A MAN who stole his dad’s car and risked his own and his passenger’s lives when he crashed into a field has been spared immediate custody.
Zak John Willsmer, of The Meads in Weston Rhyn, was awaiting sentence for aggravated assault and expected custody when he took his father’s Citroen Xsara from the house he formerly shared with the family in Laburnum Drive, Oswestry on February 7.
According to Ceri Lewis, defending, he “took it upon himself to get extremely intoxicated”.
She also revealed that when police found him, the officer believed he was dead because he was “hanging out of the driver’s window and wasn’t breathing”.
The 21-year-old was spotted driving through St Martins by police after he pulled out of a car park in front of them.
When they turned on their blue lights he indicated to pull over but then accelerated away and lost the persuing police car.
Mike Phillips, prosecuting, said: “Police later saw car lights in a field on Overton Road and realised he had crashed into the field.
“There was serious frontal damage to the vehicle and both the driver and the passenger had injuries.”
Willsmer, who was already banned from driving and was not insured, was taken to Birmingham Hospital where he was found to have fractured his spine and the car was written off.
A blood test also revealed he was over the legal drink-drive limit.
Miss Lewis asked Shrewsbury magistrates to take Willsmer’s early guilty plea and “extreme remorse” into consideration when sentencing.
Willsmer, who had “limited recollection” of what happened, had to wear a back brace for a number of months as a result of the crash which had literally had a “sobering effect” on him.

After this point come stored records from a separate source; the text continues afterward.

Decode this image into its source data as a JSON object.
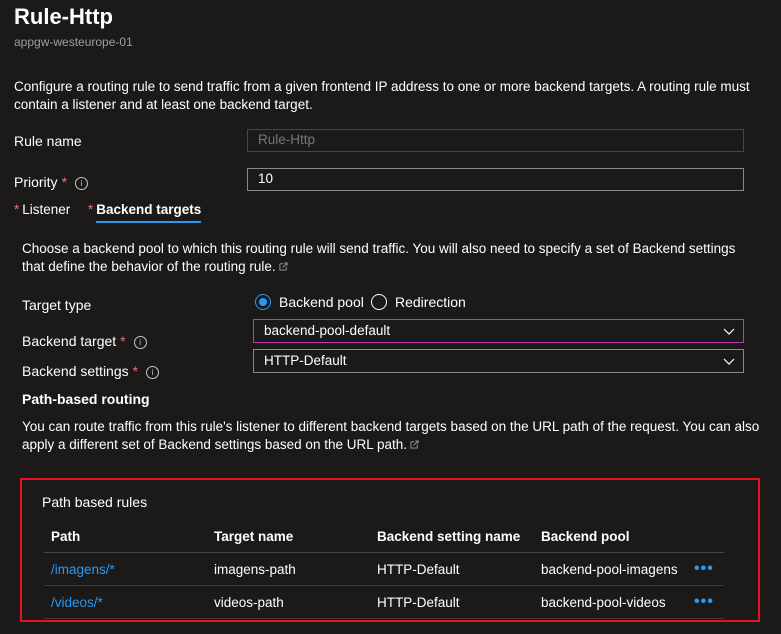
{
  "header": {
    "title": "Rule-Http",
    "subtitle": "appgw-westeurope-01"
  },
  "intro": "Configure a routing rule to send traffic from a given frontend IP address to one or more backend targets. A routing rule must contain a listener and at least one backend target.",
  "rule_name": {
    "label": "Rule name",
    "value": "Rule-Http",
    "disabled": true
  },
  "priority": {
    "label": "Priority",
    "required": "*",
    "value": "10"
  },
  "tabs": [
    {
      "label": "Listener",
      "required": "*",
      "active": false
    },
    {
      "label": "Backend targets",
      "required": "*",
      "active": true
    }
  ],
  "backend_intro": "Choose a backend pool to which this routing rule will send traffic. You will also need to specify a set of Backend settings that define the behavior of the routing rule.",
  "target_type": {
    "label": "Target type",
    "options": [
      "Backend pool",
      "Redirection"
    ],
    "selected": "Backend pool"
  },
  "backend_target": {
    "label": "Backend target",
    "required": "*",
    "value": "backend-pool-default"
  },
  "backend_settings": {
    "label": "Backend settings",
    "required": "*",
    "value": "HTTP-Default"
  },
  "path_routing": {
    "heading": "Path-based routing",
    "description": "You can route traffic from this rule's listener to different backend targets based on the URL path of the request. You can also apply a different set of Backend settings based on the URL path."
  },
  "path_rules": {
    "title": "Path based rules",
    "columns": [
      "Path",
      "Target name",
      "Backend setting name",
      "Backend pool"
    ],
    "rows": [
      {
        "path": "/imagens/*",
        "target": "imagens-path",
        "setting": "HTTP-Default",
        "pool": "backend-pool-imagens",
        "more": "•••"
      },
      {
        "path": "/videos/*",
        "target": "videos-path",
        "setting": "HTTP-Default",
        "pool": "backend-pool-videos",
        "more": "•••"
      }
    ]
  },
  "colors": {
    "background": "#1b1a19",
    "accent": "#2899f5",
    "required": "#f1707b",
    "highlight_border": "#e81123",
    "focus_border": "#c239b3"
  }
}
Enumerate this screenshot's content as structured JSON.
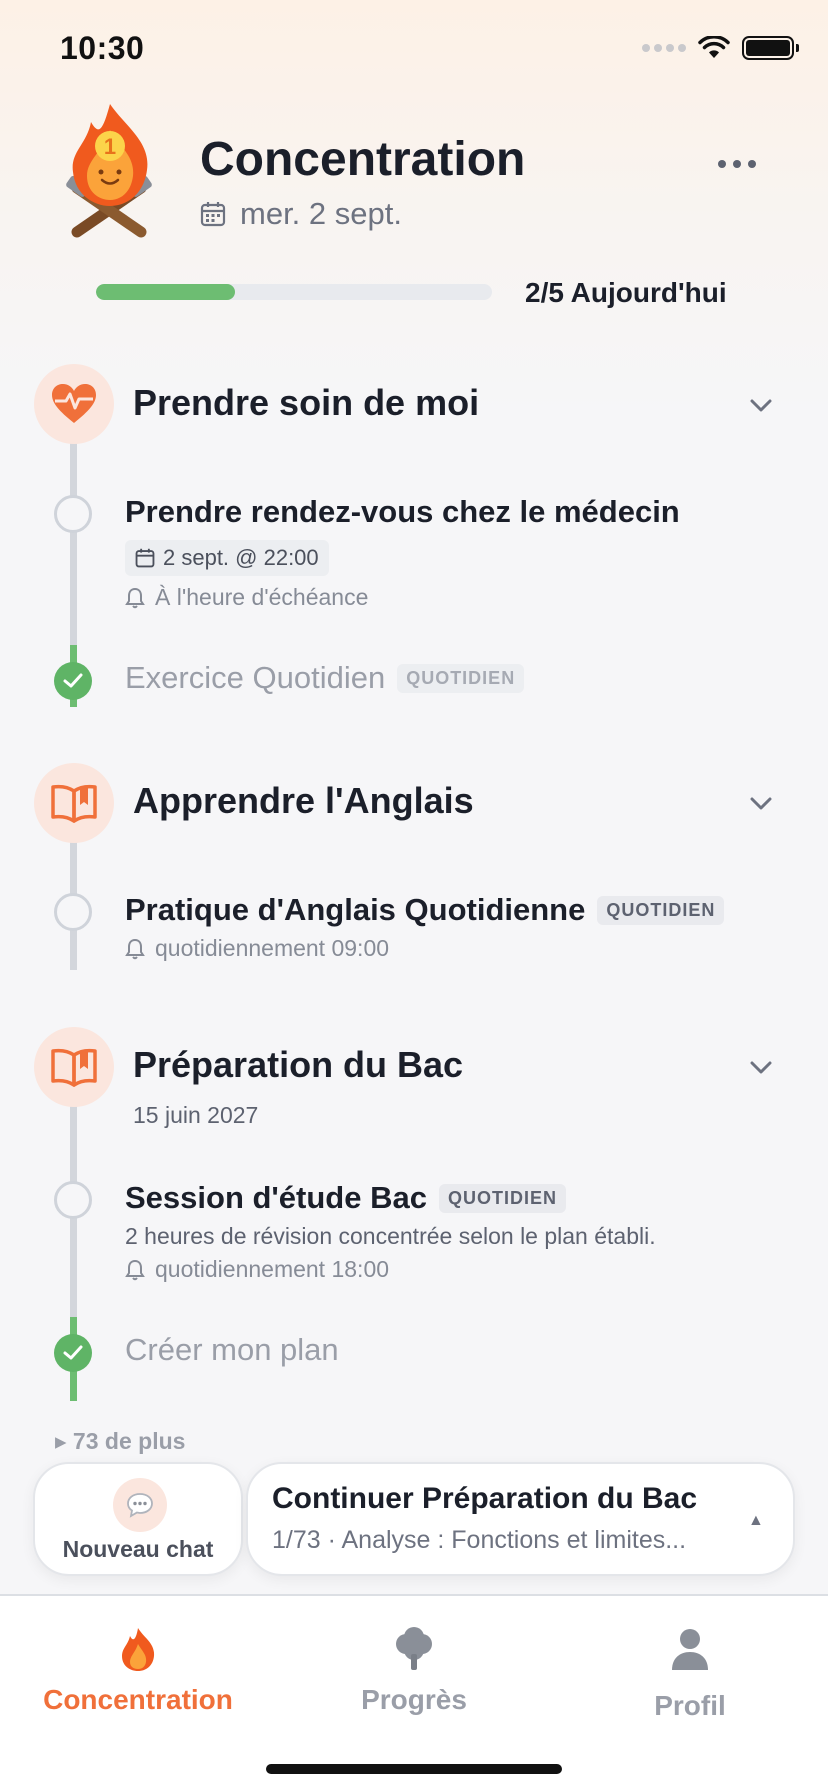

He has not had a drink since and has moved out of Oswestry where he felt there were bad influences.
Miss Lewis said: “This could have be an awful lot worse.
“He is thoroughly ashamed of himself for the trouble he’s caused himself, the passenger and his family and was devastated when he heard how serious the matter was.”
She said Willsmer was now staying out of trouble and was enjoying his time at Willowdene, a working farm which helps rehabilitate offenders, which he hoped would ultimately help him find “meaningful employment”.
“He has assured me and his mother that he won’t be coming back to court,” added Miss Lewis.
Willsmer was sentenced to 17 weeks in prison, suspended for 18 months and ordered to take part in six sessions of an alcohol treatment programme and 150 hours of unpaid work.
He was also banned from driving for 36 months and told to pay £85 court costs and an £80 victim surcharge.